Supplied information below:
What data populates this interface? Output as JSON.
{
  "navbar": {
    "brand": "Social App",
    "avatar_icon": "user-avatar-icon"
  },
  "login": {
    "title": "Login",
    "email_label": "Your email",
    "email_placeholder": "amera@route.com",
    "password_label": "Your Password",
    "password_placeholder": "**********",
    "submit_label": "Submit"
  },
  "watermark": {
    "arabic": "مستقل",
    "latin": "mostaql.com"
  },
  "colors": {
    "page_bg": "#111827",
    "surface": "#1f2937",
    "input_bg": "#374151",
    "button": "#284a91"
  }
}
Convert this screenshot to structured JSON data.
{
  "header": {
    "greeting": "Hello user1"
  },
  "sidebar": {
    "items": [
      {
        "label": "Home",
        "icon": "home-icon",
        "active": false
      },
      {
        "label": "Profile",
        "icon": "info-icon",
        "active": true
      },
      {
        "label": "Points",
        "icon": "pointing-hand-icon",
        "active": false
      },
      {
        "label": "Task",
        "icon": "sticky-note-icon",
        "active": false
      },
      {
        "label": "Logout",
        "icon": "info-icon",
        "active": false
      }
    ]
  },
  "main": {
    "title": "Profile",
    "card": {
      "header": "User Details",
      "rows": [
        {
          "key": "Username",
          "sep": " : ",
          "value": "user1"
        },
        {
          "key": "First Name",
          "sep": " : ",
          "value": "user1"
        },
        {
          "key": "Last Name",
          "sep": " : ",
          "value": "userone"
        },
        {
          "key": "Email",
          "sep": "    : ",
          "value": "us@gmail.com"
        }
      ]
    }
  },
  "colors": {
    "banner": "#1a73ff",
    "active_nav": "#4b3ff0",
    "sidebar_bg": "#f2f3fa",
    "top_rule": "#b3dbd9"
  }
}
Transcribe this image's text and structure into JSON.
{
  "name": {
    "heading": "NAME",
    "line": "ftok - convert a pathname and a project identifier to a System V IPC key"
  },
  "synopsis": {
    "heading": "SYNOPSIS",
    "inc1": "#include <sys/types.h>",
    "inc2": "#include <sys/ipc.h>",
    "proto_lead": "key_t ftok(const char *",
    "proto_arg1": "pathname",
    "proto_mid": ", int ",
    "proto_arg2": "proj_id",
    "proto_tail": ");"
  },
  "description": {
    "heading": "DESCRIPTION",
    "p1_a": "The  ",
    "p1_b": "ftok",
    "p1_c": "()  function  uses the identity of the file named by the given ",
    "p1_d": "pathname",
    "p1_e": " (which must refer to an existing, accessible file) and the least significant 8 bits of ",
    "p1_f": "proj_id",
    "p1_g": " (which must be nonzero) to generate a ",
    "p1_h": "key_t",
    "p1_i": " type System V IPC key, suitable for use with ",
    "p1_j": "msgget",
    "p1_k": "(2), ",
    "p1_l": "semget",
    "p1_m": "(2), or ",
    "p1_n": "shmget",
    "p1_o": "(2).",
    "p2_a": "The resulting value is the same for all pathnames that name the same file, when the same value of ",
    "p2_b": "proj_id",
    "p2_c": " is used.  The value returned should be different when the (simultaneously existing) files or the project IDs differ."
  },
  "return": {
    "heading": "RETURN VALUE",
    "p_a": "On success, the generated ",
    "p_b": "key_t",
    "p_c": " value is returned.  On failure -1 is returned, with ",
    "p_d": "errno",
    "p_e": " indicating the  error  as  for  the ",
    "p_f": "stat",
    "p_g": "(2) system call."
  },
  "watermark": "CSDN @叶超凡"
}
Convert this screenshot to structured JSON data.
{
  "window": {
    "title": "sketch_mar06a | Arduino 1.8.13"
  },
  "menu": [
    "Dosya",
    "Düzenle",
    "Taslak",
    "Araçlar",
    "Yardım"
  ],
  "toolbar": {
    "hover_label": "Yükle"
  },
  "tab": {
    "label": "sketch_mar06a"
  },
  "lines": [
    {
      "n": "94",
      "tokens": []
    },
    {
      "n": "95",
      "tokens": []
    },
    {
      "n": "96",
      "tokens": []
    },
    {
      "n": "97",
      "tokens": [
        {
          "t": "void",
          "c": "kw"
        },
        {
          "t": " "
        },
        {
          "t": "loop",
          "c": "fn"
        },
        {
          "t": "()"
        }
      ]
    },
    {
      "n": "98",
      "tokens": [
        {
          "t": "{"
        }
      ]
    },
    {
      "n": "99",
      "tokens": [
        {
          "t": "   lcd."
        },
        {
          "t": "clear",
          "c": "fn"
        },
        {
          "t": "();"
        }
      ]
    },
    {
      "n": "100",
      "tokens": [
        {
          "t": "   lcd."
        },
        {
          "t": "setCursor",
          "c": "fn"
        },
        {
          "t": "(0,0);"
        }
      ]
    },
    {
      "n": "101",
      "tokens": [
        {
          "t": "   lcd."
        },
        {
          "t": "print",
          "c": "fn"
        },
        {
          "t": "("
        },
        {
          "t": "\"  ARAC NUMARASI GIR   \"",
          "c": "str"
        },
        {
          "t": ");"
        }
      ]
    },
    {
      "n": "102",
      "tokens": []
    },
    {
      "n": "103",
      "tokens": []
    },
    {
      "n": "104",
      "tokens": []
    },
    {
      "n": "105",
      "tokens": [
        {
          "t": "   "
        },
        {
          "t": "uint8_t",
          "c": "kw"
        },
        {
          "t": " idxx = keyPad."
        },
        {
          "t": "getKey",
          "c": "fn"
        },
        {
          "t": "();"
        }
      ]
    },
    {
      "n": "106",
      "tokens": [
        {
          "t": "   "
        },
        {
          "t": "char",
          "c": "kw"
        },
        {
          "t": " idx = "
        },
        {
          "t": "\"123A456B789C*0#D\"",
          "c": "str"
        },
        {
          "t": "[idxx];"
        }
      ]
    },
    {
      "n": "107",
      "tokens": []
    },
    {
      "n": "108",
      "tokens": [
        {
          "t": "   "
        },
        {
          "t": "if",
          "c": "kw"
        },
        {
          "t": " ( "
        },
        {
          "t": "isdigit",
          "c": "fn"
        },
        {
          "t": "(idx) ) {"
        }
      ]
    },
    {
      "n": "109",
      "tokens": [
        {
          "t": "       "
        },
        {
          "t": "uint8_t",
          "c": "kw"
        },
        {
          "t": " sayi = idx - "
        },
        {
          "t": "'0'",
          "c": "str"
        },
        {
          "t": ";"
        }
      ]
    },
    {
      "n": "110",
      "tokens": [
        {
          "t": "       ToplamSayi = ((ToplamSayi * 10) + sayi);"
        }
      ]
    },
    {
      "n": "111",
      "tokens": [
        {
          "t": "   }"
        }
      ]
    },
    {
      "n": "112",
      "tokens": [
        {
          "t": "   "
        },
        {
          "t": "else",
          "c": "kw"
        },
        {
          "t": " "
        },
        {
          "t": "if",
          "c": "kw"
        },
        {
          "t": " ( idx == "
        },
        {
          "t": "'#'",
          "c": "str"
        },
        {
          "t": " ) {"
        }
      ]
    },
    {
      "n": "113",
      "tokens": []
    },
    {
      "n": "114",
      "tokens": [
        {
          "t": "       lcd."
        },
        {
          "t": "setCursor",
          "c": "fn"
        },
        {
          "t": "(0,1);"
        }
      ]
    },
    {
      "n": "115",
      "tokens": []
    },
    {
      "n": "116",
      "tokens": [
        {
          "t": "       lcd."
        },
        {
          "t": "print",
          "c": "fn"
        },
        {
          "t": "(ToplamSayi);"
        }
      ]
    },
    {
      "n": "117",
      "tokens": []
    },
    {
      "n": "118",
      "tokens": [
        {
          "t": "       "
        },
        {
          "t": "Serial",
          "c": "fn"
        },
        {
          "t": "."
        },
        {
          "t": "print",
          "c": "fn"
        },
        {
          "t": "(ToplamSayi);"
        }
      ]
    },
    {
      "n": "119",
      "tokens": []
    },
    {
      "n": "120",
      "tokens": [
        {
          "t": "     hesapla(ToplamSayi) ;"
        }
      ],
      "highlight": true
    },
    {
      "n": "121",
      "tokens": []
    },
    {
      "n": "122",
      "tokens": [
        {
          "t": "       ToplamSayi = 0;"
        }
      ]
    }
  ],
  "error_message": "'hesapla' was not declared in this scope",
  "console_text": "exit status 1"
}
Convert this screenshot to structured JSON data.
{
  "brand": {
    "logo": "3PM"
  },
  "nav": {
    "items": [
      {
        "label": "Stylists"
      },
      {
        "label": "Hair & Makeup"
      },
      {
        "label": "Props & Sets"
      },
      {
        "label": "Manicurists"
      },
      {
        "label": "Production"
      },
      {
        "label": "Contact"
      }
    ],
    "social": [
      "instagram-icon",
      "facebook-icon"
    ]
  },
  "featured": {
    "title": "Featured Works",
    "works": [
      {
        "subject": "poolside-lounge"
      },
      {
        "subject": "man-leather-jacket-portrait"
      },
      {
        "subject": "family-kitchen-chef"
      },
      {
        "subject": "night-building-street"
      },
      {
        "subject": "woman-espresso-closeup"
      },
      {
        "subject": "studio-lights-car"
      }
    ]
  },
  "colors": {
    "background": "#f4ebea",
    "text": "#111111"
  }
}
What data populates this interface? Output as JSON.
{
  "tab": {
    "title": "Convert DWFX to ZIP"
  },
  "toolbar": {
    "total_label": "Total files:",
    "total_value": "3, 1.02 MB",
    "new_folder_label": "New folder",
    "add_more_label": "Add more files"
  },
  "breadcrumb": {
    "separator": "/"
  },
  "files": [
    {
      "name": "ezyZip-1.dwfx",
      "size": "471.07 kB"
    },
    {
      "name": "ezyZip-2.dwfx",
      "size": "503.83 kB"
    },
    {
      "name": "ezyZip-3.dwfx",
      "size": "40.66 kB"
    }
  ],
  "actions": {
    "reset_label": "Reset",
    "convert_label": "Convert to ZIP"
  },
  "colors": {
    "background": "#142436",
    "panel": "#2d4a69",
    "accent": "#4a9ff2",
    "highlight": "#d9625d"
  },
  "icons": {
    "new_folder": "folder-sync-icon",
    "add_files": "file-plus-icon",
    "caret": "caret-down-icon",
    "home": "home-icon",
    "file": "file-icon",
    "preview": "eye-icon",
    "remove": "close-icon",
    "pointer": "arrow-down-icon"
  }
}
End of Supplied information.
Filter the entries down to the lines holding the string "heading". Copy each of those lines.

**Result of the task:**
    "heading": "NAME",
    "heading": "SYNOPSIS",
    "heading": "DESCRIPTION",
    "heading": "RETURN VALUE",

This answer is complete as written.